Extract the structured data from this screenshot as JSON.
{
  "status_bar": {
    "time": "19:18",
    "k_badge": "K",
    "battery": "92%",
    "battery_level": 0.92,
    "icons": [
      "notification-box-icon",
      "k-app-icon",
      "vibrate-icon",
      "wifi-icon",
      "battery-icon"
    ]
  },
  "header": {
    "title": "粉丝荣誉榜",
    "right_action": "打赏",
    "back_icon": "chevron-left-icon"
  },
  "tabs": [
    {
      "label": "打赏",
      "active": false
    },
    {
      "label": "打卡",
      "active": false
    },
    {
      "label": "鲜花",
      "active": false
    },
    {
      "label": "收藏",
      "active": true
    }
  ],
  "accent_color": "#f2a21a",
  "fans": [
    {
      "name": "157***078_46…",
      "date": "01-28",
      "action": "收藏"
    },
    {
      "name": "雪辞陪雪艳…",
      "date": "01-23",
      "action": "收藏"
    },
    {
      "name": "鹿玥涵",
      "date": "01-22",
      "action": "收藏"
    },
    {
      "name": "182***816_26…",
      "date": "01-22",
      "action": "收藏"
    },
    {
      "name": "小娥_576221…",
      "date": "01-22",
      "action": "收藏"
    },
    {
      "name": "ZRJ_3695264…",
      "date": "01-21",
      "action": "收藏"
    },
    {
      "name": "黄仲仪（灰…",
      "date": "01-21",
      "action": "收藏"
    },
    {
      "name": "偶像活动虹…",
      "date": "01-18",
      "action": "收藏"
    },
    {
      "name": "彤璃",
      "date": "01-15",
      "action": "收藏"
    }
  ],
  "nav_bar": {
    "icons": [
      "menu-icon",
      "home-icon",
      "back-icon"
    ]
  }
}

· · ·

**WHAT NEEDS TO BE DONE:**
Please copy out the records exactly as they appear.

**YOUR RESPONSE:**
Extract the structured data from this screenshot as JSON.
{
  "status_bar": {
    "time": "19:18",
    "k_badge": "K",
    "battery": "92%",
    "battery_level": 0.92,
    "icons": [
      "notification-box-icon",
      "k-app-icon",
      "vibrate-icon",
      "wifi-icon",
      "battery-icon"
    ]
  },
  "header": {
    "title": "粉丝荣誉榜",
    "right_action": "打赏",
    "back_icon": "chevron-left-icon"
  },
  "tabs": [
    {
      "label": "打赏",
      "active": false
    },
    {
      "label": "打卡",
      "active": false
    },
    {
      "label": "鲜花",
      "active": false
    },
    {
      "label": "收藏",
      "active": true
    }
  ],
  "accent_color": "#f2a21a",
  "fans": [
    {
      "name": "157***078_46…",
      "date": "01-28",
      "action": "收藏"
    },
    {
      "name": "雪辞陪雪艳…",
      "date": "01-23",
      "action": "收藏"
    },
    {
      "name": "鹿玥涵",
      "date": "01-22",
      "action": "收藏"
    },
    {
      "name": "182***816_26…",
      "date": "01-22",
      "action": "收藏"
    },
    {
      "name": "小娥_576221…",
      "date": "01-22",
      "action": "收藏"
    },
    {
      "name": "ZRJ_3695264…",
      "date": "01-21",
      "action": "收藏"
    },
    {
      "name": "黄仲仪（灰…",
      "date": "01-21",
      "action": "收藏"
    },
    {
      "name": "偶像活动虹…",
      "date": "01-18",
      "action": "收藏"
    },
    {
      "name": "彤璃",
      "date": "01-15",
      "action": "收藏"
    }
  ],
  "nav_bar": {
    "icons": [
      "menu-icon",
      "home-icon",
      "back-icon"
    ]
  }
}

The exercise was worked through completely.